A view of the Walt Disney World theme park entrance on July 11, 2020 in Lake Buena Vista, Florida.
Octavio Jones | Getty Images
A bill that would challenge Disney’s self-government status in Florida could leave local taxpayers with more than $1 billion in bond debt, according to tax officials and legislators.
The Florida House of Representatives on Thursday cleared a bill that would appeal Disney’s special improvement district, effective June 2023, escalating Gov. Ron DeSantis’ attack on the company over its opposition to Florida’s Parental Rights in Education bill, dubbed by critics the “Don’t Say Gay” bill.
Disney’s Reedy Creek Improvement District was created in 1967 and gives the Walt Disney Company full regulatory control over Disney World as well as government services like fire protection, emergency services, water, utilities, sewage and infrastructure.
Tax experts and legislators say eliminating the district could have unintended consequences for county taxpayers.
Reedy Creek spans 25,000 acres in Orange and Osceola counties and includes Disney’s four theme parks, two water parks and sports complexes. It also includes the two small cities of Bay Lake and Lake Buena Vista, which had a combined population of 53 people in 2020, all either representatives or employees of Disney.
To fund the government services of Reedy Creek, Disney effectively taxes itself. While the precise tax flows of Reedy Creek are unclear, Scott Randolph, the tax collector for Orange County, said the Reedy Creek district collects roughly $105 million annually in general revenue.
On top of the $105 million, Disney also pays local property taxes. Public records show Disney is the largest taxpayer in central Florida, paying over $280 million in property taxes between 2015 and 2020 to the counties.
If the special district is dissolved, Orange and Osceola counties would have to provide the local services currently provided by Reedy Creek. And, the $105 million in revenue would disappear, meaning county and local taxpayers would be on the hook for part or all of the added costs.
“If you dissolved Reedy Creek, that $105 million in revenue literally goes away, it doesn’t get transferred,” Randolph said.
The reason: Reedy Creek is what’s known as an “independent tax district” meaning the tax revenues it generates are in addition to its local tax obligations, rather than a replacement. If the district is eliminated, the tax payments to Orange and Osceola counties would not increase, Randolph said.
Florida state Rep. Randy Fine, R-Palm Bay, who has helped champion the bill, told CNBC Thursday that local taxpayers would not pay more — and could actually benefit from Reedy Creek’s elimination. Fine said the tax revenue that Disney pays would be transferred to local government, and could more than pay for the added services.

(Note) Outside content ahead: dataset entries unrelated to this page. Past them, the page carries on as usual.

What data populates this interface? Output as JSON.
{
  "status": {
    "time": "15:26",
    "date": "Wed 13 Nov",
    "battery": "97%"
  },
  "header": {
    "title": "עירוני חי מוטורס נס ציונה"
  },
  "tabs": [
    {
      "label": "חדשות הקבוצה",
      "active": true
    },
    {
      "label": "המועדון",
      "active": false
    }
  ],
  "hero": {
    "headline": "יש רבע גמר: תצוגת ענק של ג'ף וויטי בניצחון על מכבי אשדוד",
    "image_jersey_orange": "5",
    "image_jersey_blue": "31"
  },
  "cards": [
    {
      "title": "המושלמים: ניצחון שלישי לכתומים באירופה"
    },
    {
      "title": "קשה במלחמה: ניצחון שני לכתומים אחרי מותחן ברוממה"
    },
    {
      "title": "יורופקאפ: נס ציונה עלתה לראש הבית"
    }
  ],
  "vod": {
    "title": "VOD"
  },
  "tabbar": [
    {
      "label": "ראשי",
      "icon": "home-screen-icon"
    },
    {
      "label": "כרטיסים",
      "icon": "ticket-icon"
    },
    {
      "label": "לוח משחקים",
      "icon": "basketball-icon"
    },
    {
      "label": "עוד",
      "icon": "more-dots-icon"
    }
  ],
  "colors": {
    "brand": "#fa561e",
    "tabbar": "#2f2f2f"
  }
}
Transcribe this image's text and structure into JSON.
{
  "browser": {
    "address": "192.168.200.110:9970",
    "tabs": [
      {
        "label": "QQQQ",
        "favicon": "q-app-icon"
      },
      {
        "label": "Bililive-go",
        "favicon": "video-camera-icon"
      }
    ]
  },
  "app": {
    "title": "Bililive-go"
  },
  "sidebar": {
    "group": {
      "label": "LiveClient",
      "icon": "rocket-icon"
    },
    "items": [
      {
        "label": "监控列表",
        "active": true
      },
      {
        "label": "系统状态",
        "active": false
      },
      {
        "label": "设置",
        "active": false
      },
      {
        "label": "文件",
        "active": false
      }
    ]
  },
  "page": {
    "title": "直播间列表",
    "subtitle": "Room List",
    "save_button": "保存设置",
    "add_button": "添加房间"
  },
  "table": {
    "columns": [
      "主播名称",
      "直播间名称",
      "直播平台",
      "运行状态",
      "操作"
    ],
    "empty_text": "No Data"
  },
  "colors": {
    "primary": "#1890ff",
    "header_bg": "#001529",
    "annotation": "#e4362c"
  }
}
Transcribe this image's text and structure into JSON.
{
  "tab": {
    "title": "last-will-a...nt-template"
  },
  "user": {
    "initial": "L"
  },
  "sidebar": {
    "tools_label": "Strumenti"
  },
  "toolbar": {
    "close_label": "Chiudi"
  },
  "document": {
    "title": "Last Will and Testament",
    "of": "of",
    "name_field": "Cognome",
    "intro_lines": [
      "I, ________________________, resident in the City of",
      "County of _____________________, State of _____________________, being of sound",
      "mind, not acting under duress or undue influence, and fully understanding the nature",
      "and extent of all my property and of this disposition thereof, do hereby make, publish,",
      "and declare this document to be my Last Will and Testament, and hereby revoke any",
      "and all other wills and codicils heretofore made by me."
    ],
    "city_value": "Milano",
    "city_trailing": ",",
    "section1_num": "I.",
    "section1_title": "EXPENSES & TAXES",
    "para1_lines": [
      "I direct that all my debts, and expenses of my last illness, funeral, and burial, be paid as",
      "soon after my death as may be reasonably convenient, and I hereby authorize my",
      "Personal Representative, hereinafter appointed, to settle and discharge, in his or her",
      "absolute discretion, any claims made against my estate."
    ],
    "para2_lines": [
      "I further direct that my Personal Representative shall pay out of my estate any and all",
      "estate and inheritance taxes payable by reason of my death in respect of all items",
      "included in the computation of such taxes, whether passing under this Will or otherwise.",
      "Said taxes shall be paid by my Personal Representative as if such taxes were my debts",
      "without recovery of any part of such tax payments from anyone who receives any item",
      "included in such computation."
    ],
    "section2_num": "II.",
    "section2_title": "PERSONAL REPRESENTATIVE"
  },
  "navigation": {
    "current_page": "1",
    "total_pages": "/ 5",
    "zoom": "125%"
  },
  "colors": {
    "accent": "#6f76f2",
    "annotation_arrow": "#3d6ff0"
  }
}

“Those taxes will continue to be paid,” he said. “They will just be paid to Orange and Osceola county instead of this special improvement district. The taxpayers could end up saving money because you’ve got duplicative services that are being provided by this special district that are already being provided but those municipalities.”
But legislators and tax experts warn the bill creates an even larger potential problem for taxpayers in the form of bonds totaling more than $1 billion.
Reedy Creek has bond liabilities totaling between $1 billion to $1.7 billion, according to the district’s financial filings. Under Florida statute, if Reedy Creek is dissolved, those liabilities are transferred to the local governments—either Bay Lake or Lake Buena Vista, or more likely, Orange and Osceola counties.
State Senate Minority Leader Gary Farmer, D-Fort Lauderdale, tried to amend the bill to include further study of the bond debt, but the amendment failed on a voice vote.
Farmer said the bond debt could total more than $2 billion and that tax authorities are increasing their estimates as they learn more about Reedy Creek’s outstanding liabilities.
“This is a very real impact, the extent of which we don’t fully understand yet,” Farmer said.
If the liabilities of $1.7 billion or more are transferred to Orange and Osceola counties, he said, the debt could amount to $1,000 per taxpayer.
“If the counties are left holding the bag, the state might have to come to their aid,” Farmer said. “So it’s not even just a tax issue for these two counties. It affects every taxpayer in the state of Florida.”
State Rep. Fine argued that if the bonds are transferred to the counties, the tax revenue that currently funds the bond payments would also be transferred.
“The Reedy Creek Improvement District is a local government right now,” he said. “So the taxpayers of that district already owe that money. Yes, the bonds would go to other municipal governments in the same place. But the revenues go along with it. Disney is taxed by this improvement district. Those taxes are used to pay that debt.”
Tax experts say that in order for the counties to collect additional revenue from Disney to pay the bond debt, the counties would have to create a new special tax district of their own. Even if they created a new special “Disney” tax district, the tax rate would be capped below that of the current district rate, leaving Orange and Osceola counties with Reedy Creek’s debt service, but with less revenue to pay it off.
“We shouldn’t be moving at warp speed on something that can have such far-ranging economic impacts,” Farmer said.